What they market as self-care seems more like self-destruction, especially when it insidiously makes us rate our self-worth alongside our productivity.
Even if it is particularly acute now, this excessive stress on self-optimisation has always existed in our society. It’s part and parcel of consumer capitalism itself, stemming from ‘hustle culture’, a term coined by journalist Erin Griffith to describe a cultural obsession ‘striving’ which is ‘relentlessly positive and devoid of humour’. We all know a hustler – that glamorous social media influencer with six different jobs who documents their workaholism through rose-tinted Instagram filters, or that successful tech startup hipster who boasts about drinking Huel because they ‘literally have no time at all for a proper meal’. Oxford University itself is an epicentre of hustle-culture; people are always chastising themselves for not working enough, complaining about working too much or boasting about working into the early hours of the morning. None of this is sustainable or healthy, but being excessively busy is still treated as a sign of success. I hope I am not alone when I admit I can get caught up in this too.
It is great that people are using lockdown as a way to better themselves. Our lives have been changed beyond recognition by the coronavirus and I admire everybody capable of converting this change to something positive. However, as we try to detoxify our diets or cut out procrastination, perhaps we can try change the way we approach work and productivity too.

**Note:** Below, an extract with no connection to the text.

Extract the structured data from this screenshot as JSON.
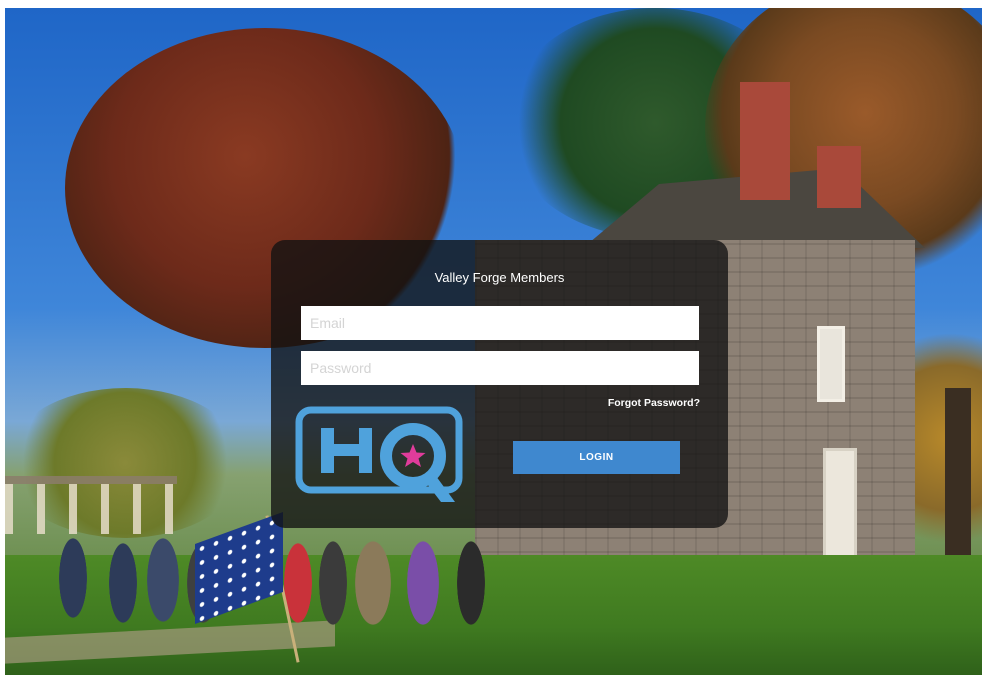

In fact, although it may seem like this virus has completely destroyed how we get things done and ‘grind’, maybe it is time to consider if our work habits were already broken.
Photo credit: Photo by Aarón Blanco Tejedor on Unsplash